When Abin Sur crash lands, his ring kidnaps Hal and brings him in, and the rest of the film is a pretty standard superhero story. Hal, the first human ever chosen to serve, gets powers, doesn’t understand his power, tries to figure out how to use his power, comes to terms with his power, and uses his power for something greater than himself. While that is a pretty typical origin story and emotional arc for a comic book superhero, that isn’t meant to be disparaging, because “Green Lantern” is a damn good time, mostly because of Reynolds. He plays Hal with a cocky charm and a bravado that you would expect out of a fighter pilot who is used to handling intense pressure and action, and living life on the edge. An engaging protagonist, he’s fun to watch and root for. What he also brings to the table is a vulnerability that is necessary to make the character work as more than just a type.
Lively serves as a great foil for Reynolds’ immature charm. Her character has put aside childish endeavors and has taken a large role in her father’s company that makes fancy pants military hardware, like flying robotic drones. She is the one that got away, and though there are important subplots—like Hal’s clash with Sinestro (Mark Strong), a senior member of the Green Lantern Corp, who doesn’t approve of the new recruit’s ability, temperament, or methods; and Dr. Hector Hammond (Peter Sarsgaard), another childhood acquaintance who becomes a fear mongering tool of Parallax—the bulk of the plot is taken up by their relationship, and Hal’s attempts to cope with his newly acquired powers and the responsibility they bring.
“Green Lantern” doesn’t waste a lot of time getting down to business, and when you’re fully caught up in the action web, they deliver these characters who just so happen to be believable as actual people; they have hopes and dreams and flaws, just like the best comic book figures.

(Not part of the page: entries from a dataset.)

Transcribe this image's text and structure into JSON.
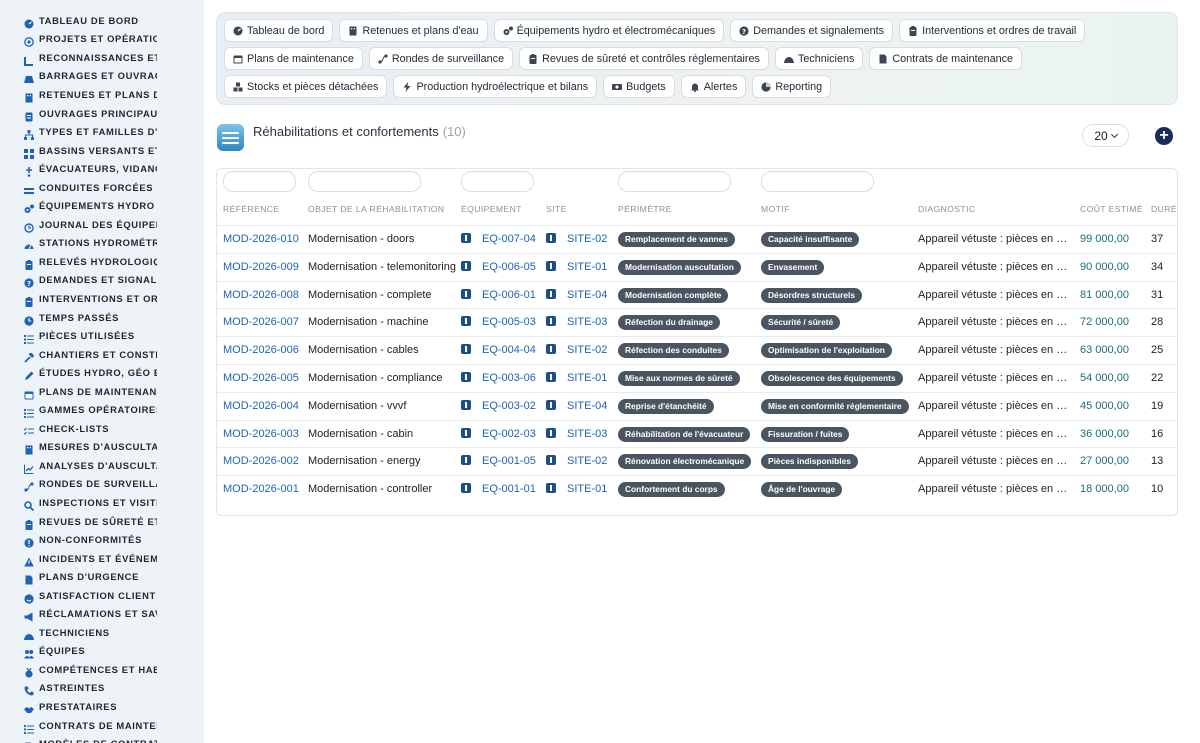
{
  "sidebar": {
    "items": [
      {
        "label": "Tableau de bord",
        "icon": "dashboard-icon"
      },
      {
        "label": "Projets et opérations",
        "icon": "target-icon"
      },
      {
        "label": "Reconnaissances et visites",
        "icon": "ruler-icon"
      },
      {
        "label": "Barrages et ouvrages",
        "icon": "dam-icon"
      },
      {
        "label": "Retenues et plans d'eau",
        "icon": "building-icon"
      },
      {
        "label": "Ouvrages principaux",
        "icon": "document-icon"
      },
      {
        "label": "Types et familles d'ouvrages",
        "icon": "sitemap-icon"
      },
      {
        "label": "Bassins versants et affluents",
        "icon": "grid-icon"
      },
      {
        "label": "Évacuateurs, vidanges",
        "icon": "faucet-icon"
      },
      {
        "label": "Conduites forcées et galeries",
        "icon": "pipe-icon"
      },
      {
        "label": "Équipements hydro et électromécaniques",
        "icon": "cogs-icon"
      },
      {
        "label": "Journal des équipements",
        "icon": "history-icon"
      },
      {
        "label": "Stations hydrométriques",
        "icon": "gauge-icon"
      },
      {
        "label": "Relevés hydrologiques",
        "icon": "clipboard-icon"
      },
      {
        "label": "Demandes et signalements",
        "icon": "question-icon"
      },
      {
        "label": "Interventions et ordres de travail",
        "icon": "clipboard-icon"
      },
      {
        "label": "Temps passés",
        "icon": "clock-icon"
      },
      {
        "label": "Pièces utilisées",
        "icon": "list-icon"
      },
      {
        "label": "Chantiers et constructions",
        "icon": "hammer-icon"
      },
      {
        "label": "Études hydro, géo et structure",
        "icon": "pencil-icon"
      },
      {
        "label": "Plans de maintenance",
        "icon": "calendar-icon"
      },
      {
        "label": "Gammes opératoires",
        "icon": "list-icon"
      },
      {
        "label": "Check-lists",
        "icon": "checklist-icon"
      },
      {
        "label": "Mesures d'auscultation",
        "icon": "building-icon"
      },
      {
        "label": "Analyses d'auscultation",
        "icon": "chart-icon"
      },
      {
        "label": "Rondes de surveillance",
        "icon": "route-icon"
      },
      {
        "label": "Inspections et visites",
        "icon": "search-icon"
      },
      {
        "label": "Revues de sûreté et contrôles",
        "icon": "clipboard-icon"
      },
      {
        "label": "Non-conformités",
        "icon": "alert-icon"
      },
      {
        "label": "Incidents et événements",
        "icon": "warning-icon"
      },
      {
        "label": "Plans d'urgence",
        "icon": "file-icon"
      },
      {
        "label": "Satisfaction client",
        "icon": "smile-icon"
      },
      {
        "label": "Réclamations et SAV",
        "icon": "megaphone-icon"
      },
      {
        "label": "Techniciens",
        "icon": "helmet-icon"
      },
      {
        "label": "Équipes",
        "icon": "users-icon"
      },
      {
        "label": "Compétences et habilitations",
        "icon": "medal-icon"
      },
      {
        "label": "Astreintes",
        "icon": "phone-icon"
      },
      {
        "label": "Prestataires",
        "icon": "handshake-icon"
      },
      {
        "label": "Contrats de maintenance",
        "icon": "list-icon"
      },
      {
        "label": "Modèles de contrats",
        "icon": "file-icon"
      }
    ]
  },
  "tabs": [
    {
      "label": "Tableau de bord",
      "icon": "dashboard-icon"
    },
    {
      "label": "Retenues et plans d'eau",
      "icon": "building-icon"
    },
    {
      "label": "Équipements hydro et électromécaniques",
      "icon": "cogs-icon"
    },
    {
      "label": "Demandes et signalements",
      "icon": "question-icon"
    },
    {
      "label": "Interventions et ordres de travail",
      "icon": "clipboard-icon"
    },
    {
      "label": "Plans de maintenance",
      "icon": "calendar-icon"
    },
    {
      "label": "Rondes de surveillance",
      "icon": "route-icon"
    },
    {
      "label": "Revues de sûreté et contrôles réglementaires",
      "icon": "clipboard-icon"
    },
    {
      "label": "Techniciens",
      "icon": "helmet-icon"
    },
    {
      "label": "Contrats de maintenance",
      "icon": "file-icon"
    },
    {
      "label": "Stocks et pièces détachées",
      "icon": "boxes-icon"
    },
    {
      "label": "Production hydroélectrique et bilans",
      "icon": "bolt-icon"
    },
    {
      "label": "Budgets",
      "icon": "money-icon"
    },
    {
      "label": "Alertes",
      "icon": "bell-icon"
    },
    {
      "label": "Reporting",
      "icon": "pie-icon"
    }
  ],
  "page": {
    "title": "Réhabilitations et confortements",
    "count": "(10)",
    "per_page": "20"
  },
  "columns": [
    "Référence",
    "Objet de la réhabilitation",
    "Équipement",
    "Site",
    "Périmètre",
    "Motif",
    "Diagnostic",
    "Coût estimé",
    "Durée"
  ],
  "rows": [
    {
      "ref": "MOD-2026-010",
      "objet": "Modernisation - doors",
      "equip": "EQ-007-04",
      "site": "SITE-02",
      "perimetre": "Remplacement de vannes",
      "motif": "Capacité insuffisante",
      "diag": "Appareil vétuste : pièces en obsolescence",
      "cout": "99 000,00",
      "duree": "37"
    },
    {
      "ref": "MOD-2026-009",
      "objet": "Modernisation - telemonitoring",
      "equip": "EQ-006-05",
      "site": "SITE-01",
      "perimetre": "Modernisation auscultation",
      "motif": "Envasement",
      "diag": "Appareil vétuste : pièces en obsolescence",
      "cout": "90 000,00",
      "duree": "34"
    },
    {
      "ref": "MOD-2026-008",
      "objet": "Modernisation - complete",
      "equip": "EQ-006-01",
      "site": "SITE-04",
      "perimetre": "Modernisation complète",
      "motif": "Désordres structurels",
      "diag": "Appareil vétuste : pièces en obsolescence",
      "cout": "81 000,00",
      "duree": "31"
    },
    {
      "ref": "MOD-2026-007",
      "objet": "Modernisation - machine",
      "equip": "EQ-005-03",
      "site": "SITE-03",
      "perimetre": "Réfection du drainage",
      "motif": "Sécurité / sûreté",
      "diag": "Appareil vétuste : pièces en obsolescence",
      "cout": "72 000,00",
      "duree": "28"
    },
    {
      "ref": "MOD-2026-006",
      "objet": "Modernisation - cables",
      "equip": "EQ-004-04",
      "site": "SITE-02",
      "perimetre": "Réfection des conduites",
      "motif": "Optimisation de l'exploitation",
      "diag": "Appareil vétuste : pièces en obsolescence",
      "cout": "63 000,00",
      "duree": "25"
    },
    {
      "ref": "MOD-2026-005",
      "objet": "Modernisation - compliance",
      "equip": "EQ-003-06",
      "site": "SITE-01",
      "perimetre": "Mise aux normes de sûreté",
      "motif": "Obsolescence des équipements",
      "diag": "Appareil vétuste : pièces en obsolescence",
      "cout": "54 000,00",
      "duree": "22"
    },
    {
      "ref": "MOD-2026-004",
      "objet": "Modernisation - vvvf",
      "equip": "EQ-003-02",
      "site": "SITE-04",
      "perimetre": "Reprise d'étanchéité",
      "motif": "Mise en conformité réglementaire",
      "diag": "Appareil vétuste : pièces en obsolescence",
      "cout": "45 000,00",
      "duree": "19"
    },
    {
      "ref": "MOD-2026-003",
      "objet": "Modernisation - cabin",
      "equip": "EQ-002-03",
      "site": "SITE-03",
      "perimetre": "Réhabilitation de l'évacuateur",
      "motif": "Fissuration / fuites",
      "diag": "Appareil vétuste : pièces en obsolescence",
      "cout": "36 000,00",
      "duree": "16"
    },
    {
      "ref": "MOD-2026-002",
      "objet": "Modernisation - energy",
      "equip": "EQ-001-05",
      "site": "SITE-02",
      "perimetre": "Rénovation électromécanique",
      "motif": "Pièces indisponibles",
      "diag": "Appareil vétuste : pièces en obsolescence",
      "cout": "27 000,00",
      "duree": "13"
    },
    {
      "ref": "MOD-2026-001",
      "objet": "Modernisation - controller",
      "equip": "EQ-001-01",
      "site": "SITE-01",
      "perimetre": "Confortement du corps",
      "motif": "Âge de l'ouvrage",
      "diag": "Appareil vétuste : pièces en obsolescence",
      "cout": "18 000,00",
      "duree": "10"
    }
  ],
  "colors": {
    "accent": "#1d64b6",
    "badge": "#4a5561",
    "cost": "#1a6d75",
    "sidebar_bg": "#eef3f7"
  }
}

That’s what sets it apart, the action is solid and keeps things moving, but the heart of “Green Lantern” is the people, you care about them and what happens to them beyond whether they live or die, you want things to work out for Hal and Carol, and you even feel for Hector and what drives him towards his end.
There are certainly some cheesy moments, at times the story can be too stereotypically comic bookish, and while the scenes in space look cool—especially those on Oa, the Green Lantern’s home base—the 3D is mostly pointless, adding little to nothing to the film. If “Green Lantern” was in 2D with the same special effects, it would be just as good, only with none of the annoyances of cumbersome glasses (especially for those of us who already wear glasses, seriously, the 3D craze is the worst thing that ever happened to me in that regard).
Like “Thor”, I thoroughly enjoyed “Green Lantern” despite some of the obvious shortcomings. It’s better than a lot of superhero movies, and it is one of those summertime popcorn movies that, even though it is what it is, doesn’t talk down to you and assume that you’re an idiot like so many big-time blockbusters. COUGH, “Transformers”, COUGH. I’m sure the more hardcore fanboys among you will have things to say about the accuracy of the story and characters and all of that, and I’m curious to see how well the film handled that side of things (Dedpool, Juggernaut, I’m looking directly at you) but as someone who only has “Super Friends” as a reference, I think “Green Lantern” is a movie that is totally worth your summer movie dollars.
Martin Campbell (director)/Greg Berlanti (writer)/Michael Green (writer)/Marc Guggenheim (writer)/Michel Goldberg (writer)
CAST: Ryan Reynolds…Hal Jordan/Green Lantern
Blake Lively…Carol Ferris
Peter Sarsgaard…Hector Hammond
Michael Clarke Duncan…Kilowog